Some Things Change, Others Don't

I really enjoyed reading David Barnard’s post about the pricing trajectory of the app store. He gives voice to something that I imagine keeps most Indie iOS developers up at night. How long can I continue doing what I love? I’m an indie developer because it is what I love to do. I’ve been making apps for over 3 years on iOS because it provides a platform where crafting cool and interesting applications provides enough income to pay the bills.

Even after 3 years of doing this professionally I still have a moment of panic each day I open up my sales reports. I wonder if today will be the day that my sales fall off a cliff and I have to find some other way to make my living. Gladly that day has never yet come.

The way you make your living in the App Store changes, constantly. It is the natural result of such a high volume marketplace that the various players are constantly pushing the limits and finding new avenues for revenue. Each update in the OS brings new app possibilities or allows new pricing models. Most recently this has brought on a wave of freemium games and apps which dominate the Top Grossing charts via consumable in-app purchases. I’m sure this summer will see the arrival of new APIs and features by Apple that turn this around and again move the store in another direction.

I’ve seen this in my own business. Transitioning from all paid apps to a mix of paid, advertising based, and in-app purchase apps. By adapting to the changing marketplace I have been blessed to keep my income pretty much constant (if not increasing) over the last couple of years. Being adaptive is probably the most important trait of an Indie.

This type of change neither frightens nor bothers me. Sure, when I see a scammy “Lock Screen” app ranking in the top 100 grossing apps it is frustrating. Given the number of finely crafted, awesome apps that never see that success. But if I’m honest with myself, I am mostly just jealous. I’d love to bang out an app in a few days and have it make me thousands of dollars a day, who wouldn’t? But I don’t see that as a failing of the Store, each of those sales was made by a customer who is entitled to buy what they like. If someone has found a way to capitalize on a hole in market — good for them, they won the lottery.

As the App Store changes it is up to individual developers to find their niche and adapt to the times. The single most important change in the marketplace happens every day when hundreds of thousands of new customers are added to the platform. To make a decent living in the App Store you need for just a few hundred users to buy your apps. Or just a few dozen if you have a higher priced app. That is as true today as it was when the app store launched.

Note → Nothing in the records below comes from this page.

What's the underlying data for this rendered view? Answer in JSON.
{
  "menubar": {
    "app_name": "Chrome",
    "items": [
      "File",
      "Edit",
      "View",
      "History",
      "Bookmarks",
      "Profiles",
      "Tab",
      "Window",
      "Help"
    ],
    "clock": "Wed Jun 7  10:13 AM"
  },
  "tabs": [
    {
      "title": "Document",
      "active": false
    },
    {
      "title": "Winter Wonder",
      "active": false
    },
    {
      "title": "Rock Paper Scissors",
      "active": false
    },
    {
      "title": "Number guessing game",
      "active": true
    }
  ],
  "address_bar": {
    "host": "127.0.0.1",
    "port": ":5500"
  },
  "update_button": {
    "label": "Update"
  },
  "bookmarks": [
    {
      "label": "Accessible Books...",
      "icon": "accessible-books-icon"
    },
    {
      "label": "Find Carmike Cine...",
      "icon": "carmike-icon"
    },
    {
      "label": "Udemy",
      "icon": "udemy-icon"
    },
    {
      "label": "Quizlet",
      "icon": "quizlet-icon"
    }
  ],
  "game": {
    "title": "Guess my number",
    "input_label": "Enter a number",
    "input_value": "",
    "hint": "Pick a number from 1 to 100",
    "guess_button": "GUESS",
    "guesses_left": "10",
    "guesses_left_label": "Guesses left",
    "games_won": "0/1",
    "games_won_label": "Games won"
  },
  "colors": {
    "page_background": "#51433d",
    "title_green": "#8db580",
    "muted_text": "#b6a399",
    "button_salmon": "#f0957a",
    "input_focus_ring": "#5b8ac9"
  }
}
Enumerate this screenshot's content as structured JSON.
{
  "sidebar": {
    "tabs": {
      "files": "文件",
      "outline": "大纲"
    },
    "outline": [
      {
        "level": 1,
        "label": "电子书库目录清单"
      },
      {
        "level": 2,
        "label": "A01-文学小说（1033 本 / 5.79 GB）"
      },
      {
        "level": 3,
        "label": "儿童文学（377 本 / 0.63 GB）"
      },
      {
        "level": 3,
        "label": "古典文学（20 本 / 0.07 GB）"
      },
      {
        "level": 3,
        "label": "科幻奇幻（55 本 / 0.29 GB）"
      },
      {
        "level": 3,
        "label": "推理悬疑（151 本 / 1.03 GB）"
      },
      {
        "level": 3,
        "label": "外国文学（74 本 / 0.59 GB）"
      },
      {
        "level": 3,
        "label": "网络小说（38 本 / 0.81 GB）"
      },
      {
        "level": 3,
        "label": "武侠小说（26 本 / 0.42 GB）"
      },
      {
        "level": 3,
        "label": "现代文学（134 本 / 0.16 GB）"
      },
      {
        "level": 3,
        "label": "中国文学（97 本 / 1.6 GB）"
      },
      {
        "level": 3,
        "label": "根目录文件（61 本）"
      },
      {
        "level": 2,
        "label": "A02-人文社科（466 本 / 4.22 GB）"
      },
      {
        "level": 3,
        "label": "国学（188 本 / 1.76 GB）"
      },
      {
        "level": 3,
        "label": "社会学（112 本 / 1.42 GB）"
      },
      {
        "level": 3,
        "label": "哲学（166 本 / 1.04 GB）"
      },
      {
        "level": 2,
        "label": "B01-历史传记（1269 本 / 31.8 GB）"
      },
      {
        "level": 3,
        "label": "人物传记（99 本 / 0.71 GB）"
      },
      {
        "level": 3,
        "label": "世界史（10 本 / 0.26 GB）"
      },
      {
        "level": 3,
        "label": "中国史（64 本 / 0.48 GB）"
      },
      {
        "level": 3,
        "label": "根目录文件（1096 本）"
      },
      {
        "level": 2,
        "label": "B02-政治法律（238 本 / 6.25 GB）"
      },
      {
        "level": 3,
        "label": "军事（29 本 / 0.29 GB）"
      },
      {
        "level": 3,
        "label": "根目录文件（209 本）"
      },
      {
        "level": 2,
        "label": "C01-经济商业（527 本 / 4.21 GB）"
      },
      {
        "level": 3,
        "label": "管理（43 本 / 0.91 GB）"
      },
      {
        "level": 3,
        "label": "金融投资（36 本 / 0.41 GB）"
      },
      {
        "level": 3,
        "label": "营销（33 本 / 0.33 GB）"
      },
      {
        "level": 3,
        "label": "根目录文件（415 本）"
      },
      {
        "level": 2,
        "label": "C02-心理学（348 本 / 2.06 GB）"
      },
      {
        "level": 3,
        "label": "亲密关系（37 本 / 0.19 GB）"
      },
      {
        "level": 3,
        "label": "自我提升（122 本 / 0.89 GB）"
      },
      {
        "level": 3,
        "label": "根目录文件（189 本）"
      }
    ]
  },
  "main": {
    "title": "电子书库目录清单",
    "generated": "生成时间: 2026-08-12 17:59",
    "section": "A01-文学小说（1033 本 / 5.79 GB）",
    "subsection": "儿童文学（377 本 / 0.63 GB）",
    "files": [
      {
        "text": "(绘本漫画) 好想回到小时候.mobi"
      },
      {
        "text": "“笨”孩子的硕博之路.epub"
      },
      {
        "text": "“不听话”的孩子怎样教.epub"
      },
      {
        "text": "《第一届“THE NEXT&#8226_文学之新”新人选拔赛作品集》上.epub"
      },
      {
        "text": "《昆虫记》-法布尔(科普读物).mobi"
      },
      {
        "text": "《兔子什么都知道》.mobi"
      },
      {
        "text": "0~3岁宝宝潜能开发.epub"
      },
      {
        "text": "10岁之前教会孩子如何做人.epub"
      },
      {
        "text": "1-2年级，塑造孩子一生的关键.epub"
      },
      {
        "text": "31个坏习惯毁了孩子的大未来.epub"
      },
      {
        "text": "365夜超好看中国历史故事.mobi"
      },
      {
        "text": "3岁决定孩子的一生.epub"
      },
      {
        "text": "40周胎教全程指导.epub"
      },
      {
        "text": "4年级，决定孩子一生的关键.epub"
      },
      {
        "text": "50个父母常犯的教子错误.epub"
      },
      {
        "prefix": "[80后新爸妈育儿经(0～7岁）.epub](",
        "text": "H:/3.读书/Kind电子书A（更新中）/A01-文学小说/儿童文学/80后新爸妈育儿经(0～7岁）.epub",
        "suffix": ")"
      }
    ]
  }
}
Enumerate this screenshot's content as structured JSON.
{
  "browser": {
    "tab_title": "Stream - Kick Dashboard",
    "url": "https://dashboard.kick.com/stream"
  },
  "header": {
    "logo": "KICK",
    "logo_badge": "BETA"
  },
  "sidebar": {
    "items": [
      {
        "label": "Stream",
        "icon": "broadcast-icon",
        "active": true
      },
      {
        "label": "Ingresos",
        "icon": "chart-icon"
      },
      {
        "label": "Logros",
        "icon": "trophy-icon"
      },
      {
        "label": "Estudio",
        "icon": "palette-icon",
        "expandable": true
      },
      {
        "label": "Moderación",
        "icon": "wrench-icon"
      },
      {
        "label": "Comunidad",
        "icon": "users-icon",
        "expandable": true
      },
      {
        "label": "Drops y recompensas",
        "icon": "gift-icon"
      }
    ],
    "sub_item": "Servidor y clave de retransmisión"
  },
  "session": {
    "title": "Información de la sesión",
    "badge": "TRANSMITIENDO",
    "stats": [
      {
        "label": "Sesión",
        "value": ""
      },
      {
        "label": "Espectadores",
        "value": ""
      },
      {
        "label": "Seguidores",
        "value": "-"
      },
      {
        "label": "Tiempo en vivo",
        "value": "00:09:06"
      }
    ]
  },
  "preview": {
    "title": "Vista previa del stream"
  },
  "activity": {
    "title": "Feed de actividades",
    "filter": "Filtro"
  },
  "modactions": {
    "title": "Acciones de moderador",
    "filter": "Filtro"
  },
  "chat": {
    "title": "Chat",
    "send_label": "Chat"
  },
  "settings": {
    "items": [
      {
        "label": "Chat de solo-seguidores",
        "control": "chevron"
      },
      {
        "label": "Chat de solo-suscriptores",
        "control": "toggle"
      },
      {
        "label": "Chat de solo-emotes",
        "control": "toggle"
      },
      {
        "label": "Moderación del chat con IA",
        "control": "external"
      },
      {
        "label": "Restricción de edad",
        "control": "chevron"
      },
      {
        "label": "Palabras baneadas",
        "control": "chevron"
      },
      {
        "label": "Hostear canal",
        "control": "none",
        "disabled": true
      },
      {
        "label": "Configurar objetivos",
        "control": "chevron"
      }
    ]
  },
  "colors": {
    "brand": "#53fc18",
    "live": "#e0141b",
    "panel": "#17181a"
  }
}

Neither Apple nor customers owe success to developers. Success isn’t now and never has been a given. Success has always been equal parts luck and skill. That is as true in the App Store as in any competitive market. Making a good living can’t always be easy.

I imagine that someday I will wake up to find the gravy train derailed, the job I love will no longer be sustainable. However, I suspect that day is very far off. So long as a developer keeps his eye on the market and adapts to the changing tides I’m confident there will be a good living to be made here.

David Smith